The Bordeaux Diorite Complex rocks are superficially grey, composed of mostly black and white crystals  with grey plagioclase feldspar, black biotite, with minor minerals such as hornblende, pyroxene, and quartz. The Cobo Granite is younger than the Bordeaux Diorite. Deep beneath the earth’s crust, the molten granite intruded into the diorite before it was fully solidified. This led to a mixing of the two types of magma, and also a breaking-off of pieces of semi-solidified diorite that became enfolded in the granite magma before cooling. Small dark grey pieces of diorite (xenoliths) can be seen in the granite to the west below the Le Guet quarry. The numbers of xenoliths increase as you walk north east. Veins of pink aplite also run through the rocky outcrops. Whole areas of rock on the beach below the Rockmount Hotel are greyish in colour where the two rock types have melded together.

Walking northeast in the direction of Port Soif, large patches of greenish-grey inclusion rock can be seen ever more frequently embedded in the granite. I think these kinds of rocks are called granite-diorite marginal facies. By the time you reach the end of the beach, the grey diorite is more evident in outcrops and boulders. An attractive stone slipway demonstrates the contrasting colours and textures of the two rock types, the dark grey of the diorite and the orange of the granite. The angular beach stones and rounded pebbles at this point  also show the two rock types but with the grey diorite dominating, in contrast to the mostly orange granite pebbles at the other end of the beach.

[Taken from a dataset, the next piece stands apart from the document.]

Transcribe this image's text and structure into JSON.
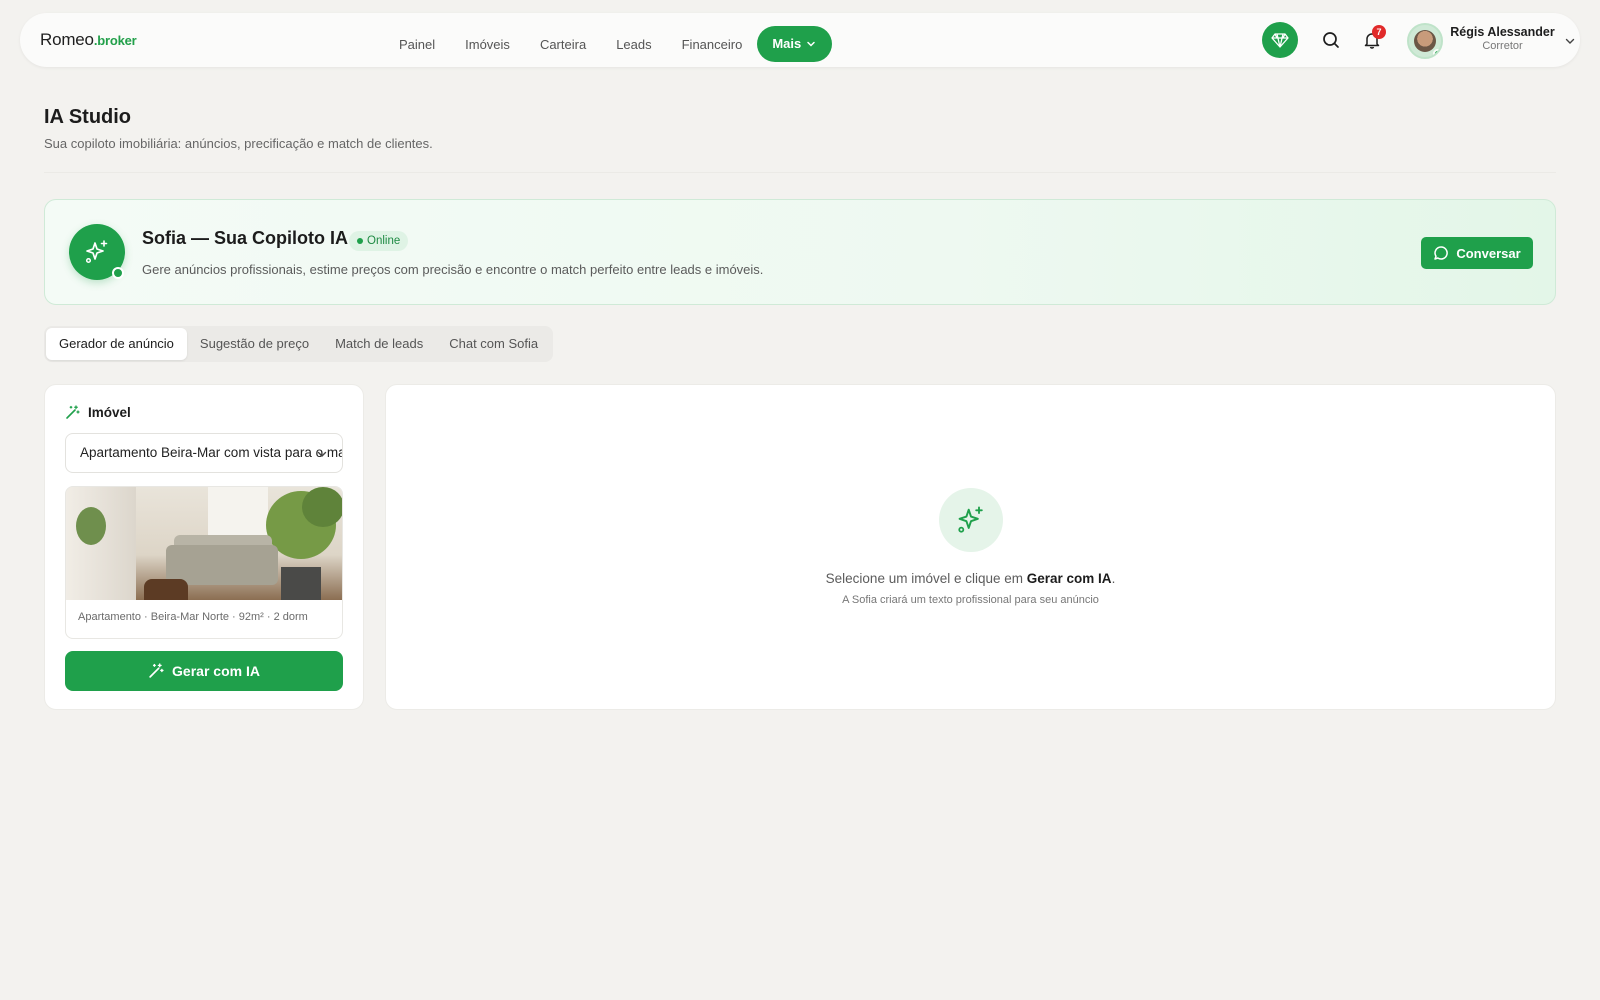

This is just a very simple description of the geology at Cobo Bay and is intended only as a general guide to the rock features. My apologies for any inaccuracies. The expert explanation is much more complex and can be found by consulting the references given below.


British Geological Survey Classical areas of British geology: Guernsey, Channel Islands Sheet, 1 (Solid and Drift) Scale 1:25,000. NERC, Crown Copyright 1986.

De Pomerai, M. and Robinson A. 1994 The Rocks and Scenery of Guernsey, illustrated by Nicola Tomlins, Guernsey: La Société Guernsaise, ISBN 0 9518075 2 8, pp 48-51.

Roach, R. A., Topley, C. G., Brown, M., Bland, A. M. and D’Lemos, R. S. 1991. Outline and Guide to the Geology of Guernsey, Itinerary 1 – The St Peter Port Gabbro, 76. Guernsey Museum Monograph No. 3, Gloucestershire: Alan Sutton Publishing. ISBN 1 871560 02 0, pp 66-70.

Pebbles at Pleasant Bay

Wet pebbles at the water's edge in Pleasant Bay, Cape Breton Island, NS.

We visited Pleasant Bay on a misty May day. It lies on the Cabot Trail in Cape Breton Island, Nova Scotia, Canada. Pleasant Bay is a small village first settled by Scottish immigrants and is nestled around a picturesque fishing harbour at the foot of steep hills. The Grande Anse River meets the sea at this point and in the background are the headlands and mountains of the Blair River Inlier composed of some of the oldest rocks in the world. The village itself lies on Carboniferous sedimentary rocks but these are less well represented in the pebbles on the beach than the more ancient igneous and metamorphic rocks like granites, gneisses and schists that have been transported downstream from the surrounding highlands. You can compare these smooth rounded wave-worn beach stones with the angular rock fragments lying on the river bed at MacIntosh Brook and the Grand Anse River near Lone Shieling not too far away.